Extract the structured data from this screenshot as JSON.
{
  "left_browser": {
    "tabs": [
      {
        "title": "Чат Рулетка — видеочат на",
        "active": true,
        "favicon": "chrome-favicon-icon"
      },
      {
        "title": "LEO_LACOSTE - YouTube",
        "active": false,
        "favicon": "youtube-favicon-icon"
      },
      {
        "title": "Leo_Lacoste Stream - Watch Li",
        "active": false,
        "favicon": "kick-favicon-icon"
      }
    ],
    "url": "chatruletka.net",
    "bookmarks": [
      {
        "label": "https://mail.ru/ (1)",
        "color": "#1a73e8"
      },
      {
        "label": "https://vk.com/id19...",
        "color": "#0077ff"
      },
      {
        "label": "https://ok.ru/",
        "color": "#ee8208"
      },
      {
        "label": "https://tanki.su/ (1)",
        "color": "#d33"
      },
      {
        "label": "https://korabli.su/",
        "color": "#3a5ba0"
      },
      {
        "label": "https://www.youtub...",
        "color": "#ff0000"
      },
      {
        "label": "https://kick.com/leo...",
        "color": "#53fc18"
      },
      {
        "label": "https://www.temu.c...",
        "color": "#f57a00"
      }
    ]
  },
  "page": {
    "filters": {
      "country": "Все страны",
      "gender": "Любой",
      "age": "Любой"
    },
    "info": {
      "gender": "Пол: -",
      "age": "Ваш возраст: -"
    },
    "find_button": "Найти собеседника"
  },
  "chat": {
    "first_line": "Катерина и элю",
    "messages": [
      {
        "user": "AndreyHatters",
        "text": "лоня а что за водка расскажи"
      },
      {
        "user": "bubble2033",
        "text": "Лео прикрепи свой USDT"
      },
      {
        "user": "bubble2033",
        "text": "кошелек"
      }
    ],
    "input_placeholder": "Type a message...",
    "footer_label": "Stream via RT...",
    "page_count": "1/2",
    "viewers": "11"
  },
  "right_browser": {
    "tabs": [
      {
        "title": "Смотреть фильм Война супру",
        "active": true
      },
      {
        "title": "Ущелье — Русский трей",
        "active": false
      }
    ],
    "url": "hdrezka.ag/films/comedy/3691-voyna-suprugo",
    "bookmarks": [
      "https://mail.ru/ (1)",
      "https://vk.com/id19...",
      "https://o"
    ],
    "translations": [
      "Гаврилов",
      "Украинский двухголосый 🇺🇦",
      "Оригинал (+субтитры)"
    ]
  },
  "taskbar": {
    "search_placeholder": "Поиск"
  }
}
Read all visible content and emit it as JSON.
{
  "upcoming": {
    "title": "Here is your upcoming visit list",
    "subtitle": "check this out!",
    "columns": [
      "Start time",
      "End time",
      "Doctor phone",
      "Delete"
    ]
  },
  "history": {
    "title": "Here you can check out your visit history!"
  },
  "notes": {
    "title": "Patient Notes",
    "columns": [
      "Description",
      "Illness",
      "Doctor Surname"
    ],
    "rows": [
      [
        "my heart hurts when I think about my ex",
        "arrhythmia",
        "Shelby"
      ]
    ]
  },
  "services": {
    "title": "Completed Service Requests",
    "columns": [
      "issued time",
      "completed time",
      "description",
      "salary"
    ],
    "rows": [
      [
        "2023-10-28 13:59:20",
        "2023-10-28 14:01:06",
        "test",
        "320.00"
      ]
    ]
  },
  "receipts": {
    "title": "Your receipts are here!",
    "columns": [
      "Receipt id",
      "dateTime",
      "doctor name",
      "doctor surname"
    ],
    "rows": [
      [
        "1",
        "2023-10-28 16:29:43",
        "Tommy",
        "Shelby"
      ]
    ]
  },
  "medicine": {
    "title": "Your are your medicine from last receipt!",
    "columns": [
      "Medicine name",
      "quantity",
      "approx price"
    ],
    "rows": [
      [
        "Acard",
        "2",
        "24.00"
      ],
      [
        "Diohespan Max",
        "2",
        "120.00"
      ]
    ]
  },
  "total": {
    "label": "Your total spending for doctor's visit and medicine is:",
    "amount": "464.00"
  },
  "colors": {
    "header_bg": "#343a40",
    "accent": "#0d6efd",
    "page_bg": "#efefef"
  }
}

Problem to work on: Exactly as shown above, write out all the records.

Answer:
Extract the structured data from this screenshot as JSON.
{
  "left_browser": {
    "tabs": [
      {
        "title": "Чат Рулетка — видеочат на",
        "active": true,
        "favicon": "chrome-favicon-icon"
      },
      {
        "title": "LEO_LACOSTE - YouTube",
        "active": false,
        "favicon": "youtube-favicon-icon"
      },
      {
        "title": "Leo_Lacoste Stream - Watch Li",
        "active": false,
        "favicon": "kick-favicon-icon"
      }
    ],
    "url": "chatruletka.net",
    "bookmarks": [
      {
        "label": "https://mail.ru/ (1)",
        "color": "#1a73e8"
      },
      {
        "label": "https://vk.com/id19...",
        "color": "#0077ff"
      },
      {
        "label": "https://ok.ru/",
        "color": "#ee8208"
      },
      {
        "label": "https://tanki.su/ (1)",
        "color": "#d33"
      },
      {
        "label": "https://korabli.su/",
        "color": "#3a5ba0"
      },
      {
        "label": "https://www.youtub...",
        "color": "#ff0000"
      },
      {
        "label": "https://kick.com/leo...",
        "color": "#53fc18"
      },
      {
        "label": "https://www.temu.c...",
        "color": "#f57a00"
      }
    ]
  },
  "page": {
    "filters": {
      "country": "Все страны",
      "gender": "Любой",
      "age": "Любой"
    },
    "info": {
      "gender": "Пол: -",
      "age": "Ваш возраст: -"
    },
    "find_button": "Найти собеседника"
  },
  "chat": {
    "first_line": "Катерина и элю",
    "messages": [
      {
        "user": "AndreyHatters",
        "text": "лоня а что за водка расскажи"
      },
      {
        "user": "bubble2033",
        "text": "Лео прикрепи свой USDT"
      },
      {
        "user": "bubble2033",
        "text": "кошелек"
      }
    ],
    "input_placeholder": "Type a message...",
    "footer_label": "Stream via RT...",
    "page_count": "1/2",
    "viewers": "11"
  },
  "right_browser": {
    "tabs": [
      {
        "title": "Смотреть фильм Война супру",
        "active": true
      },
      {
        "title": "Ущелье — Русский трей",
        "active": false
      }
    ],
    "url": "hdrezka.ag/films/comedy/3691-voyna-suprugo",
    "bookmarks": [
      "https://mail.ru/ (1)",
      "https://vk.com/id19...",
      "https://o"
    ],
    "translations": [
      "Гаврилов",
      "Украинский двухголосый 🇺🇦",
      "Оригинал (+субтитры)"
    ]
  },
  "taskbar": {
    "search_placeholder": "Поиск"
  }
}
Read all visible content and emit it as JSON.
{
  "upcoming": {
    "title": "Here is your upcoming visit list",
    "subtitle": "check this out!",
    "columns": [
      "Start time",
      "End time",
      "Doctor phone",
      "Delete"
    ]
  },
  "history": {
    "title": "Here you can check out your visit history!"
  },
  "notes": {
    "title": "Patient Notes",
    "columns": [
      "Description",
      "Illness",
      "Doctor Surname"
    ],
    "rows": [
      [
        "my heart hurts when I think about my ex",
        "arrhythmia",
        "Shelby"
      ]
    ]
  },
  "services": {
    "title": "Completed Service Requests",
    "columns": [
      "issued time",
      "completed time",
      "description",
      "salary"
    ],
    "rows": [
      [
        "2023-10-28 13:59:20",
        "2023-10-28 14:01:06",
        "test",
        "320.00"
      ]
    ]
  },
  "receipts": {
    "title": "Your receipts are here!",
    "columns": [
      "Receipt id",
      "dateTime",
      "doctor name",
      "doctor surname"
    ],
    "rows": [
      [
        "1",
        "2023-10-28 16:29:43",
        "Tommy",
        "Shelby"
      ]
    ]
  },
  "medicine": {
    "title": "Your are your medicine from last receipt!",
    "columns": [
      "Medicine name",
      "quantity",
      "approx price"
    ],
    "rows": [
      [
        "Acard",
        "2",
        "24.00"
      ],
      [
        "Diohespan Max",
        "2",
        "120.00"
      ]
    ]
  },
  "total": {
    "label": "Your total spending for doctor's visit and medicine is:",
    "amount": "464.00"
  },
  "colors": {
    "header_bg": "#343a40",
    "accent": "#0d6efd",
    "page_bg": "#efefef"
  }
}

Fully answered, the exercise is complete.